A tribute to V.Siddharthacharry, an IFS officer and a teacher but most of all the revered Thatha, who left us all a few days ago. This is both an offering to his genius and a reminder to my memory.
I had the privilege of listening to Thatha when he graced as the Chief Guest to the valedictory of the Catch Them Young programme at Infosys four years ago. It is not unusual for boys and girls of my age to want to not sit through the speeches, but that day was a day we all sat in silence, in curiosity, in interest at Thatha’s marvel. He spoke every word from his heart, with a tremendous belief, and with a childlike yearning in his eyes. Here was a 92 year old young man, standing on the stage, who invoked resonance inside the hall, starting from the power of youth, to Bhajagovindam (one of his favourite hymns), to medicine, to Sanskrit, to Acharya Vidya Kulam (the wonderful school he founded) , to Rio de Janeiro’s discovery, to his love for languages, to the concept of oikonomia – varied subjects with a seamless passion. We were at once starstruck, inspired and blessed.
I imagined then how lucky the students of Acharya Vidya Kulam were, having Siddharthacharry Thatha guide their every movement!
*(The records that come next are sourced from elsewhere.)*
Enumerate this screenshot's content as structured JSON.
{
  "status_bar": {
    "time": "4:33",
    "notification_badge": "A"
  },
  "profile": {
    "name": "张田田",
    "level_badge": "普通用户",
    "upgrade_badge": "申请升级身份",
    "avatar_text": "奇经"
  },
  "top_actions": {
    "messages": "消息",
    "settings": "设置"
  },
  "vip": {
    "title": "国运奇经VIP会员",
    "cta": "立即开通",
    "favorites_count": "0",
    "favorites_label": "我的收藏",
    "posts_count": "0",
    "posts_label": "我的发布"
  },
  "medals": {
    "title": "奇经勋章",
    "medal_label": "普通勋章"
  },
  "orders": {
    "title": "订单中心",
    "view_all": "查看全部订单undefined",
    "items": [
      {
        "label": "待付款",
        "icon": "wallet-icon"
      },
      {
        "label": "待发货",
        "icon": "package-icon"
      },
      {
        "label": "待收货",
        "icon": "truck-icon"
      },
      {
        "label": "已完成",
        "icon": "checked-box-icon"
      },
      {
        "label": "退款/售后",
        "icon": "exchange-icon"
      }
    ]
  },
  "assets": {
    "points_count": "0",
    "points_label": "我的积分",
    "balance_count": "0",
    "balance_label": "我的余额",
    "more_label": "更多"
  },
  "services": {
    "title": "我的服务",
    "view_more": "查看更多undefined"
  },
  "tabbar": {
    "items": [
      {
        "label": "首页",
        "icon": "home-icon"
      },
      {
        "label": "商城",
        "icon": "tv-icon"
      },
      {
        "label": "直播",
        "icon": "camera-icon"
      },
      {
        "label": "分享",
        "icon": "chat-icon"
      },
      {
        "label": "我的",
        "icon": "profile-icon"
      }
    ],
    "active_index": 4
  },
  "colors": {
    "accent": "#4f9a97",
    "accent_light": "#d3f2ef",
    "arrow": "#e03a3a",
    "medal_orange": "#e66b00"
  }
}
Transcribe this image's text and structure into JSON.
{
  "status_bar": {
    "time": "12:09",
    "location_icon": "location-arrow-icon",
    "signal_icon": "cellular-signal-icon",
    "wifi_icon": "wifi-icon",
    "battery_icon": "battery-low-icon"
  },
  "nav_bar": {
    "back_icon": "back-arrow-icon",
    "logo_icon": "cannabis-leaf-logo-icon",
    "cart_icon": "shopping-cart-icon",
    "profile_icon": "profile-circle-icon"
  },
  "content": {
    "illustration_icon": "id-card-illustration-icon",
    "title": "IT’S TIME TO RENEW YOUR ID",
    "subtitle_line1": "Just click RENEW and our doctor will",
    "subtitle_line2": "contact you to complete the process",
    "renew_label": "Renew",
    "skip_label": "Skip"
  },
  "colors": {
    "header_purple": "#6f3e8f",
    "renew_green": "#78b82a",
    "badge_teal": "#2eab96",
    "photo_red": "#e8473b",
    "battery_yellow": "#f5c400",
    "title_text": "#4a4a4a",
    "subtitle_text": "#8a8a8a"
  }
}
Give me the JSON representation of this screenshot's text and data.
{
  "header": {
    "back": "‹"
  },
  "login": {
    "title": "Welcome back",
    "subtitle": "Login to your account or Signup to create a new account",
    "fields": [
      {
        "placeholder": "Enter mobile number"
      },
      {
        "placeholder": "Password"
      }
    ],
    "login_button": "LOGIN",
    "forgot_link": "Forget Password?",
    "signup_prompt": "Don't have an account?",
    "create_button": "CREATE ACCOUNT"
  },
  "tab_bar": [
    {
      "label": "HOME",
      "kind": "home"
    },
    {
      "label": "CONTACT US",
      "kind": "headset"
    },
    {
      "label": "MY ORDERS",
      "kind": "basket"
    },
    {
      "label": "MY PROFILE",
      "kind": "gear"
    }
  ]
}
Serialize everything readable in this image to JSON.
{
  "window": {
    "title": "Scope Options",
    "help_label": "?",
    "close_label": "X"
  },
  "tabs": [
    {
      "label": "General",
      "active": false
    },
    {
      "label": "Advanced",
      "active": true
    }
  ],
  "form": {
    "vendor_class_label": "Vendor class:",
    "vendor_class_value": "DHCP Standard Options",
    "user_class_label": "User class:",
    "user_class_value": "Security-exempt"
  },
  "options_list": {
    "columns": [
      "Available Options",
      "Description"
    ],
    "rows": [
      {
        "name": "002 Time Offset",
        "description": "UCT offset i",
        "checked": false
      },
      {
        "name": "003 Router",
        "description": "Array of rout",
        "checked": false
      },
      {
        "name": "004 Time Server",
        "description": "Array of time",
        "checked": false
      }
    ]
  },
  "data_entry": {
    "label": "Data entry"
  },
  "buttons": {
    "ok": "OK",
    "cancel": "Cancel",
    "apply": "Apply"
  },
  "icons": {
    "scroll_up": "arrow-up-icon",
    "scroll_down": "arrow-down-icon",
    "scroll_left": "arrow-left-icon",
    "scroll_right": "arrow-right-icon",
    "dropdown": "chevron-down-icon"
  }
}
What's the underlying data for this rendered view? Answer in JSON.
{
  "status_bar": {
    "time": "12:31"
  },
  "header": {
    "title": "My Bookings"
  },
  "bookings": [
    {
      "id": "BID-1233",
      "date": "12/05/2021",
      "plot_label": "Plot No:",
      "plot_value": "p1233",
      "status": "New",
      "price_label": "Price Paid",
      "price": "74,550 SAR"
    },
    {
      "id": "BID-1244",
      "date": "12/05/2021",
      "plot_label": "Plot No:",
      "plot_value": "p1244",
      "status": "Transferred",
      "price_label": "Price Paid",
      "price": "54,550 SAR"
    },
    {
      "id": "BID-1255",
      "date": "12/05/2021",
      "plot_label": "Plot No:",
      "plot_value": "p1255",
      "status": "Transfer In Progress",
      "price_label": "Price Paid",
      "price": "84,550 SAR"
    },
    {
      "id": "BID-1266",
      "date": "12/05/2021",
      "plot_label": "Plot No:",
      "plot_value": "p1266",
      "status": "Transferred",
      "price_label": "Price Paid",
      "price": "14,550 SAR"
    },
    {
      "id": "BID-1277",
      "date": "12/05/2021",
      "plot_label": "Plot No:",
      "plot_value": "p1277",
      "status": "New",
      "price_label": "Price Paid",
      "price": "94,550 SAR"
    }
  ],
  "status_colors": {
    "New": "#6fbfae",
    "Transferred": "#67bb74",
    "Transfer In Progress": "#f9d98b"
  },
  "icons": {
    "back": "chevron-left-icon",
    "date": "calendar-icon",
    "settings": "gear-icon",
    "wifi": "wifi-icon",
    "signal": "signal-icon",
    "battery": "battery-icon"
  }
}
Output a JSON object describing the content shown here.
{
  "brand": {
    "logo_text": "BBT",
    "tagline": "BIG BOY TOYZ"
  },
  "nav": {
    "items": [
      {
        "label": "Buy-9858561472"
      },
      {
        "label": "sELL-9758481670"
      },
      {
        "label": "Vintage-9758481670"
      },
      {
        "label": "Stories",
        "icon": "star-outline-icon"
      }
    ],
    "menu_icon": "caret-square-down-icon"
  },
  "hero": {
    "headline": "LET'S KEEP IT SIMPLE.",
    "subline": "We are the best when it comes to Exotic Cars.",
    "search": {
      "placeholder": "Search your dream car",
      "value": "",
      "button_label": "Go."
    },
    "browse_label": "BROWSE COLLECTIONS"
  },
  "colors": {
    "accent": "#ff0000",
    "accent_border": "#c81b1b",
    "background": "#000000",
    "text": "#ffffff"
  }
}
Every time I went there for competitions, I made sure I took his blessings. It was invaluable to me.
Everybody loved and respected him. It wasn’t just his knowledge and his erudition, but also that ripe wisdom, that uninhibited gentleness, a spiritual magnetism and a patient ear that made him a beloved Thatha.
And his abode – Acharyashrama – I have seen so many students sitting in the porch discussing endlessly with Thatha. I have had two such opportunities. One of them was about a script I had written, about spiritual values and the phenomenon of light. He opened our eyes to so many different things we had in front of us but had never seen. His explanation of ‘Om Tat Sat’ and ‘Tat Tvam Asi’ are something every Indian student must listen to. It was not a discourse. It was a discovery. To our awe, he also illustrated Vedic thought in Shakespeare’s plays. How effortlessly he recited poetry and described each line in all its significance. In all this, his eyes radiated happiness – around him, we were all in bliss.
I will ever be inspired by him. He is our teacher, he is our Thatha.
In his book he quotes Khalil Gibran’s lines – ‘A teacher who is indeed wise does not bid you to enter the house of his wisdom but rather leads you to the threshold of your mind.’ He did that. He was the siddha-artha-acharya.
Picture Courtesy: Yadu Supreeth
This article was published in the ‘Star of Mysore.’ It can be accessed here